### Practice Making a PCB

This week we learned how to design a PCB (Printed Circuit Board) with electronics design software. I used Eagle and the components from the fab library. Before redrawing the board for this week's assignment, I tried to create a simple circuit with a power source, an LED and a current-limiting resistor in the schematic view of Eagle. Then in the board view I added routing wire to complete the circuit. Here are the schematic and board views of the circuit and its traces:

I asked Rob how to calculate the current through an LED and how we should determine which resistor to use. Here's the diagram he drew to illustrate how to calculate current:

I also tried to use 123D to simulate this simple board.

I then added a switch and simulated pressing the button to turn on the LED:

I made the actual board and the blue and lime green LEDs lit up:

### This Week's Assignment

This week we were supposed to recreate the echo hello-world board in a circuit design software, and add at least a button and an LED (with its current-limiting resistor). The original board looks like the following:

In order to recreate the board, I followed a tutorial that Rupal sent out.
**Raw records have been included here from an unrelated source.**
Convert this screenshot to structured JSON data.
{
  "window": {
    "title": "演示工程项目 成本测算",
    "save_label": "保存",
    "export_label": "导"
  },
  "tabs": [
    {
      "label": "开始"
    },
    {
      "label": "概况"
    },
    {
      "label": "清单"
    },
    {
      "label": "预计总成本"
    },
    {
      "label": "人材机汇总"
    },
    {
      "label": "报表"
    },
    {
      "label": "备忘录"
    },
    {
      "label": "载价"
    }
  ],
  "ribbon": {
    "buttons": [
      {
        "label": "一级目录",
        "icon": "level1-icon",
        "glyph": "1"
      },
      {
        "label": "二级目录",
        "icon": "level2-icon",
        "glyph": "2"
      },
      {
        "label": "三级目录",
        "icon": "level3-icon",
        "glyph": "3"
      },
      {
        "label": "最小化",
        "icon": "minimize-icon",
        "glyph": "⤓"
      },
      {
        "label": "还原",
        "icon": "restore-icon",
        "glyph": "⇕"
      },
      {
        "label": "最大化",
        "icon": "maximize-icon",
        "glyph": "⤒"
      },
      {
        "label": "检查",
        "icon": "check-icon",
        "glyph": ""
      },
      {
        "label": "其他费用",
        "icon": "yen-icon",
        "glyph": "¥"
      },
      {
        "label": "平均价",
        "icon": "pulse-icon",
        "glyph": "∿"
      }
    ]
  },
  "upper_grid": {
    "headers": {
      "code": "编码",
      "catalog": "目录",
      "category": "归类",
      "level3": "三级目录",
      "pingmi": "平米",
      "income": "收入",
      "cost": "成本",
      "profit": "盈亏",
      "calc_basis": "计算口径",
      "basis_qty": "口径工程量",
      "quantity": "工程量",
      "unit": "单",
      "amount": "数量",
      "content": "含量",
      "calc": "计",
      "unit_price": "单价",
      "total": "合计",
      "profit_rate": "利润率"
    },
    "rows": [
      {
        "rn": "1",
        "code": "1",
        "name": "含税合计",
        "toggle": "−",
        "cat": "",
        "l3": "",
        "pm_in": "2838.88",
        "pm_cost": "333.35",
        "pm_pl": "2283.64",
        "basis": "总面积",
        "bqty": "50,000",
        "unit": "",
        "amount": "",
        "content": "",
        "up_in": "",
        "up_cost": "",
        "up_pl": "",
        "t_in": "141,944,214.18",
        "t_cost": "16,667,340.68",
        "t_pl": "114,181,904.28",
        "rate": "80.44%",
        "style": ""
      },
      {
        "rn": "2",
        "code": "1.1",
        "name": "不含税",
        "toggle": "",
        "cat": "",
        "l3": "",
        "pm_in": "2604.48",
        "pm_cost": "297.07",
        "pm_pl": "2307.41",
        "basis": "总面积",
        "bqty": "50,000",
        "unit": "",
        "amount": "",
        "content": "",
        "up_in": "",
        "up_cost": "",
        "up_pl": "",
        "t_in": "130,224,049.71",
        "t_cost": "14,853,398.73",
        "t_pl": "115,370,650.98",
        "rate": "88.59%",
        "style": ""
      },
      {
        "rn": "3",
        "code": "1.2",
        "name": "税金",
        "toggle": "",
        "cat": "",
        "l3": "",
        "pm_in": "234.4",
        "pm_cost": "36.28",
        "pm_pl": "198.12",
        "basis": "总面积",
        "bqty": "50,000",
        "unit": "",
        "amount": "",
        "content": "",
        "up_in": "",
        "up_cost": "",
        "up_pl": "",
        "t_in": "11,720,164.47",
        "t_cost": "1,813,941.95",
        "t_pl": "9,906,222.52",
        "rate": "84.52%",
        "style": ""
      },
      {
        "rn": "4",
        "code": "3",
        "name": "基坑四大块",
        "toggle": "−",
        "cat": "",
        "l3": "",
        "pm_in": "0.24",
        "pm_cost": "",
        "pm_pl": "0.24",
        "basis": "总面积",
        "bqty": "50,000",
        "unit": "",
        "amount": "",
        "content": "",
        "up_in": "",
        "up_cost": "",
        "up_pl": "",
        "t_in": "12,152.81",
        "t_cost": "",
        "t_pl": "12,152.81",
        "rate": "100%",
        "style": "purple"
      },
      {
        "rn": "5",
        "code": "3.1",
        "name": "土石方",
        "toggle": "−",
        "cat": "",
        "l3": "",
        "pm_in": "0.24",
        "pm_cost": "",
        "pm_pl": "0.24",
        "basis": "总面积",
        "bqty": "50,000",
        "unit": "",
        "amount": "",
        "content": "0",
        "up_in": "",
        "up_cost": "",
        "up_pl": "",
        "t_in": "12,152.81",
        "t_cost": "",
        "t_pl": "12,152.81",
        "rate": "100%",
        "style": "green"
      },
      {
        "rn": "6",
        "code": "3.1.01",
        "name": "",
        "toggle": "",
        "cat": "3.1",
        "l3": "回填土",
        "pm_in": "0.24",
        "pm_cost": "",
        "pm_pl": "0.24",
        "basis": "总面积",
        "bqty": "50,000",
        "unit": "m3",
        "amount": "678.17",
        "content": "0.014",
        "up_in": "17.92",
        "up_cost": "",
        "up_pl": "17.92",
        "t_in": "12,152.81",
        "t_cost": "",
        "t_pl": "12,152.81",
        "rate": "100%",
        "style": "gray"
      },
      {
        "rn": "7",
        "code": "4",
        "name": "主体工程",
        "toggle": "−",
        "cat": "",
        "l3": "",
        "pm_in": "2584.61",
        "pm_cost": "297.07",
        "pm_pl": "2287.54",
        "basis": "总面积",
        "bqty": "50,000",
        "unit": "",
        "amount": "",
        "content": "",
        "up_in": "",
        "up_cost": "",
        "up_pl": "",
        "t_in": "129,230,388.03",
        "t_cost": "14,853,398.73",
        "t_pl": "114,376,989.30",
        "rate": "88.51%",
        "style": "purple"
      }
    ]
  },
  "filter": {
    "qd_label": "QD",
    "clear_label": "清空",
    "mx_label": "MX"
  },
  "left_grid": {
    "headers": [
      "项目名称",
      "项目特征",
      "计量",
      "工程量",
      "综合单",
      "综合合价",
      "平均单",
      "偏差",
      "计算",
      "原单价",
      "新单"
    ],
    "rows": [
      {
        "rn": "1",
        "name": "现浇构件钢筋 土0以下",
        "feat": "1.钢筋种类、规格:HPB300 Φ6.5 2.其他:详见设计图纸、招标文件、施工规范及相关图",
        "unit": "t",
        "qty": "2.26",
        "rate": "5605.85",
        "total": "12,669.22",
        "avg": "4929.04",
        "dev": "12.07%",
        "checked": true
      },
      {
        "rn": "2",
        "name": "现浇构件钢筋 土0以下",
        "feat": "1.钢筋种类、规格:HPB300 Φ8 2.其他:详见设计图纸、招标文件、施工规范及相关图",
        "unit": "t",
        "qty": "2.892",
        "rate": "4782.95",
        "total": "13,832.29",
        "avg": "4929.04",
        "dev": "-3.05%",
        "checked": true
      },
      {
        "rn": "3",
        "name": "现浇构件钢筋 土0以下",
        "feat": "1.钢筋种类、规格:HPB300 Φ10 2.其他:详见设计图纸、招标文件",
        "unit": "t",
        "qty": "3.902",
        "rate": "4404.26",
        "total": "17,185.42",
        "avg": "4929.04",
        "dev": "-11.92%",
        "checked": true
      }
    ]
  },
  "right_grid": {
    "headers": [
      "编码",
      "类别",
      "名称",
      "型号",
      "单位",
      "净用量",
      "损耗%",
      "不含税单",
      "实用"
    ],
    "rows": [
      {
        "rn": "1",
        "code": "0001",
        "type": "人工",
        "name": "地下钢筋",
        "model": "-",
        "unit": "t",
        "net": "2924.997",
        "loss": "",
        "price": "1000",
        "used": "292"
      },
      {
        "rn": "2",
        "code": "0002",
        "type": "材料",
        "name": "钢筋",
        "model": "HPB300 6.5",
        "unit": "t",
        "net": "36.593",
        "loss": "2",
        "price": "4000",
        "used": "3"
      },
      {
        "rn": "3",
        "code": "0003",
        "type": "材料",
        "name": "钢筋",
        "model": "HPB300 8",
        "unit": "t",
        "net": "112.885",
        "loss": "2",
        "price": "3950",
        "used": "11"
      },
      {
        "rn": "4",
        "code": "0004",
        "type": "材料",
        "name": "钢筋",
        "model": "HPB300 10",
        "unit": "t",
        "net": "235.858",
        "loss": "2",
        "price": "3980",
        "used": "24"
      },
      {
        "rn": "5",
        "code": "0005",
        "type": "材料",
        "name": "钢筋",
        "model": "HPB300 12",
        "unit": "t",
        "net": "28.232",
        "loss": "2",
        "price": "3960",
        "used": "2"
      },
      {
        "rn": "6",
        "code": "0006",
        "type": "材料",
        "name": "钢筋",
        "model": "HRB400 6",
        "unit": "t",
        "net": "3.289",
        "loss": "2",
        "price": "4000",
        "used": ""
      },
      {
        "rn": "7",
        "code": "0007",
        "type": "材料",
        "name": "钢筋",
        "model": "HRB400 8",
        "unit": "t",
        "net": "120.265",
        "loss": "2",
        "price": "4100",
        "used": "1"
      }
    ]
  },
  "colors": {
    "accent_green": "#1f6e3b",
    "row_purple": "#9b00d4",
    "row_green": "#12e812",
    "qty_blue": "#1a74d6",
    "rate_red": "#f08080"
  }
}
It was created by one of the students at the fab academy. I based my three board designs largely on this design, but made some modifications on two of the boards.

In my first attempt, I added a switch on the lower right-hand corner, and an LED and a resistor on the left-hand side. I did not add a resistor between the VCC (power source) and the switch. Here are the schematic view and the board view of the board, as well as the traces:

In order to fit the three vertical traces underneath the ATTINY44, I followed Albert's suggestion and changed the grid size from 0.05 (the default) to 0.005. Then I was able to move the lines with more flexibility and fit all three of them. When I imported the trace image into fab-modules for milling, I noticed that fab-modules could not read two of the three vertical traces underneath the ATTINY44 as separate lines and it clustered the two lines into one:

I tried moving those three lines further apart, but then one of the lines would cluster with the legs of the ATTINY44. I had to go back to the board view and change the width of the three routing wires from 0.016 (the default) to 0.012. To do this, in the board view, there's a "change" icon on the left-hand side panel. I clicked on "change...width (last option)" then changed the width to 0.012. Then I clicked on those three vertical traces. This action did not change the width of any other (unselected) wires. I almost couldn't tell the difference by eye, but fab-modules then was able to read the three traces as separate lines:

Then I went ahead to solder the board:

In my second attempt I added a resistor between the power source and the switch, recreating the same board as the one in the tutorial. The schematic and the board files are as attached.

Here's the list of components and the actual board:

In my third attempt I added an LED between the VCC and the ground, and wanted to use that to make sure that the circuit was properly powered. I also placed the switch in series with another LED and its resistor. The schematic and board files are as attached.

I first soldered the LED and the 6-pin FTDI header and tested whether or not the LED would light up. After confirming that the LED worked, I soldered the rest of the board. Joe and Vincent showed me how to use a voltmeter to test for continuity to make sure that some components (especially the button switch and the 20 MHz resonator) were properly soldered.

I did not simulate this board because I couldn't find the 14-pin ATTINY44 in 123D. The only ATTINY available in their components list was one with 8 pins. I will try to use another software to simulate these more complicated boards later. Here are the three boards I made this week: